Task — The answer must consist of every line below that holds the word "changes".

Data supplied —
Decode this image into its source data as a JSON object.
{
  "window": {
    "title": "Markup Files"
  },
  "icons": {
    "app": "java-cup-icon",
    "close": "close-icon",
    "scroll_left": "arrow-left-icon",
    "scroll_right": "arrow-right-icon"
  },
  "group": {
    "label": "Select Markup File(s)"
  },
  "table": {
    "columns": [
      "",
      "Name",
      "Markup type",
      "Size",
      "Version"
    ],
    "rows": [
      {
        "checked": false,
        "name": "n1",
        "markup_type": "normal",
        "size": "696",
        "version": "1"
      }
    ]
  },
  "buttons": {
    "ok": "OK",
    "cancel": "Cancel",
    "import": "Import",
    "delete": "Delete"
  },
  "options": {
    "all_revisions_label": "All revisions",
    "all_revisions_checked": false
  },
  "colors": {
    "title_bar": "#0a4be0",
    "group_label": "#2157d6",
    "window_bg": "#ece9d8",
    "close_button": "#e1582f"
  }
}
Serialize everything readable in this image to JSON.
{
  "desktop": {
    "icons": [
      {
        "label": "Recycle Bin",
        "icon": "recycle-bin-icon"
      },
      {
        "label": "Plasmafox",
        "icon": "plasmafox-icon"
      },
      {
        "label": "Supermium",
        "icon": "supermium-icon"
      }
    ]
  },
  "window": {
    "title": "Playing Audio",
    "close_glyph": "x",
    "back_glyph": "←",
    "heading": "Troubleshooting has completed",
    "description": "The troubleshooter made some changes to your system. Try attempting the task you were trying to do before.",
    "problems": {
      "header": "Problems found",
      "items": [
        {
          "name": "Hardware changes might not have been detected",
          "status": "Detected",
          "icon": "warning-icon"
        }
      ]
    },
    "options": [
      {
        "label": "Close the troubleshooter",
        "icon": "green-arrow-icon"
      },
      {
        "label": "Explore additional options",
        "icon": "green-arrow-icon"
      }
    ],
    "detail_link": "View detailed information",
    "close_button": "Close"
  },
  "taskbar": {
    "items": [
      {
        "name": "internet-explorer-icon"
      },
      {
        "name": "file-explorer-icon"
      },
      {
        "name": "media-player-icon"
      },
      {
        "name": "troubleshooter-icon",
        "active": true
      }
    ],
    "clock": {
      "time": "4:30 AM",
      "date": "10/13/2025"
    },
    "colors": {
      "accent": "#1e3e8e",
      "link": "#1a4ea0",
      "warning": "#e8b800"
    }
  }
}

Problem solution —
    "description": "The troubleshooter made some changes to your system. Try attempting the task you were trying to do before.",
          "name": "Hardware changes might not have been detected",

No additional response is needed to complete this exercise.